Exercise inputs:
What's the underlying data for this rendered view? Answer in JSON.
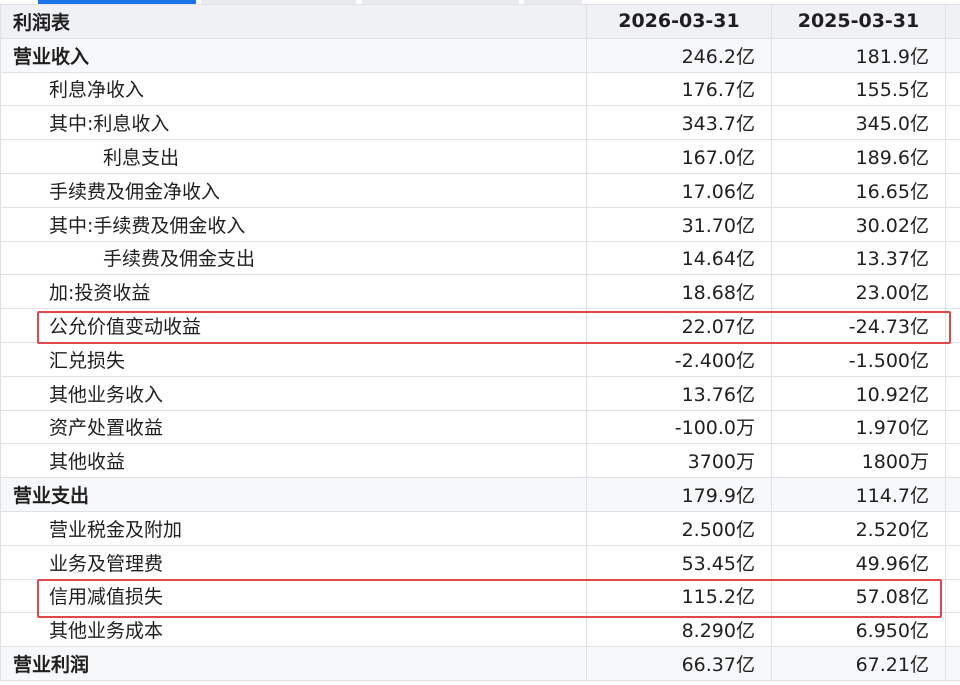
{
  "table": {
    "title": "利润表",
    "periods": [
      "2026-03-31",
      "2025-03-31"
    ],
    "rows": [
      {
        "label": "营业收入",
        "level": 0,
        "values": [
          "246.2亿",
          "181.9亿"
        ]
      },
      {
        "label": "利息净收入",
        "level": 1,
        "values": [
          "176.7亿",
          "155.5亿"
        ]
      },
      {
        "label": "其中:利息收入",
        "level": 1,
        "values": [
          "343.7亿",
          "345.0亿"
        ]
      },
      {
        "label": "利息支出",
        "level": 2,
        "values": [
          "167.0亿",
          "189.6亿"
        ]
      },
      {
        "label": "手续费及佣金净收入",
        "level": 1,
        "values": [
          "17.06亿",
          "16.65亿"
        ]
      },
      {
        "label": "其中:手续费及佣金收入",
        "level": 1,
        "values": [
          "31.70亿",
          "30.02亿"
        ]
      },
      {
        "label": "手续费及佣金支出",
        "level": 2,
        "values": [
          "14.64亿",
          "13.37亿"
        ]
      },
      {
        "label": "加:投资收益",
        "level": 1,
        "values": [
          "18.68亿",
          "23.00亿"
        ]
      },
      {
        "label": "公允价值变动收益",
        "level": 1,
        "values": [
          "22.07亿",
          "-24.73亿"
        ],
        "highlighted": true
      },
      {
        "label": "汇兑损失",
        "level": 1,
        "values": [
          "-2.400亿",
          "-1.500亿"
        ]
      },
      {
        "label": "其他业务收入",
        "level": 1,
        "values": [
          "13.76亿",
          "10.92亿"
        ]
      },
      {
        "label": "资产处置收益",
        "level": 1,
        "values": [
          "-100.0万",
          "1.970亿"
        ]
      },
      {
        "label": "其他收益",
        "level": 1,
        "values": [
          "3700万",
          "1800万"
        ]
      },
      {
        "label": "营业支出",
        "level": 0,
        "values": [
          "179.9亿",
          "114.7亿"
        ]
      },
      {
        "label": "营业税金及附加",
        "level": 1,
        "values": [
          "2.500亿",
          "2.520亿"
        ]
      },
      {
        "label": "业务及管理费",
        "level": 1,
        "values": [
          "53.45亿",
          "49.96亿"
        ]
      },
      {
        "label": "信用减值损失",
        "level": 1,
        "values": [
          "115.2亿",
          "57.08亿"
        ],
        "highlighted": true
      },
      {
        "label": "其他业务成本",
        "level": 1,
        "values": [
          "8.290亿",
          "6.950亿"
        ]
      },
      {
        "label": "营业利润",
        "level": 0,
        "values": [
          "66.37亿",
          "67.21亿"
        ]
      }
    ]
  },
  "colors": {
    "tab_active": "#1a73e8",
    "highlight_box": "#e0474b",
    "header_bg": "#f0f1f4",
    "grid": "#dfe1e6"
  }
}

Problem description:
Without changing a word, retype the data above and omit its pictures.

The answer:
What's the underlying data for this rendered view? Answer in JSON.
{
  "table": {
    "title": "利润表",
    "periods": [
      "2026-03-31",
      "2025-03-31"
    ],
    "rows": [
      {
        "label": "营业收入",
        "level": 0,
        "values": [
          "246.2亿",
          "181.9亿"
        ]
      },
      {
        "label": "利息净收入",
        "level": 1,
        "values": [
          "176.7亿",
          "155.5亿"
        ]
      },
      {
        "label": "其中:利息收入",
        "level": 1,
        "values": [
          "343.7亿",
          "345.0亿"
        ]
      },
      {
        "label": "利息支出",
        "level": 2,
        "values": [
          "167.0亿",
          "189.6亿"
        ]
      },
      {
        "label": "手续费及佣金净收入",
        "level": 1,
        "values": [
          "17.06亿",
          "16.65亿"
        ]
      },
      {
        "label": "其中:手续费及佣金收入",
        "level": 1,
        "values": [
          "31.70亿",
          "30.02亿"
        ]
      },
      {
        "label": "手续费及佣金支出",
        "level": 2,
        "values": [
          "14.64亿",
          "13.37亿"
        ]
      },
      {
        "label": "加:投资收益",
        "level": 1,
        "values": [
          "18.68亿",
          "23.00亿"
        ]
      },
      {
        "label": "公允价值变动收益",
        "level": 1,
        "values": [
          "22.07亿",
          "-24.73亿"
        ],
        "highlighted": true
      },
      {
        "label": "汇兑损失",
        "level": 1,
        "values": [
          "-2.400亿",
          "-1.500亿"
        ]
      },
      {
        "label": "其他业务收入",
        "level": 1,
        "values": [
          "13.76亿",
          "10.92亿"
        ]
      },
      {
        "label": "资产处置收益",
        "level": 1,
        "values": [
          "-100.0万",
          "1.970亿"
        ]
      },
      {
        "label": "其他收益",
        "level": 1,
        "values": [
          "3700万",
          "1800万"
        ]
      },
      {
        "label": "营业支出",
        "level": 0,
        "values": [
          "179.9亿",
          "114.7亿"
        ]
      },
      {
        "label": "营业税金及附加",
        "level": 1,
        "values": [
          "2.500亿",
          "2.520亿"
        ]
      },
      {
        "label": "业务及管理费",
        "level": 1,
        "values": [
          "53.45亿",
          "49.96亿"
        ]
      },
      {
        "label": "信用减值损失",
        "level": 1,
        "values": [
          "115.2亿",
          "57.08亿"
        ],
        "highlighted": true
      },
      {
        "label": "其他业务成本",
        "level": 1,
        "values": [
          "8.290亿",
          "6.950亿"
        ]
      },
      {
        "label": "营业利润",
        "level": 0,
        "values": [
          "66.37亿",
          "67.21亿"
        ]
      }
    ]
  },
  "colors": {
    "tab_active": "#1a73e8",
    "highlight_box": "#e0474b",
    "header_bg": "#f0f1f4",
    "grid": "#dfe1e6"
  }
}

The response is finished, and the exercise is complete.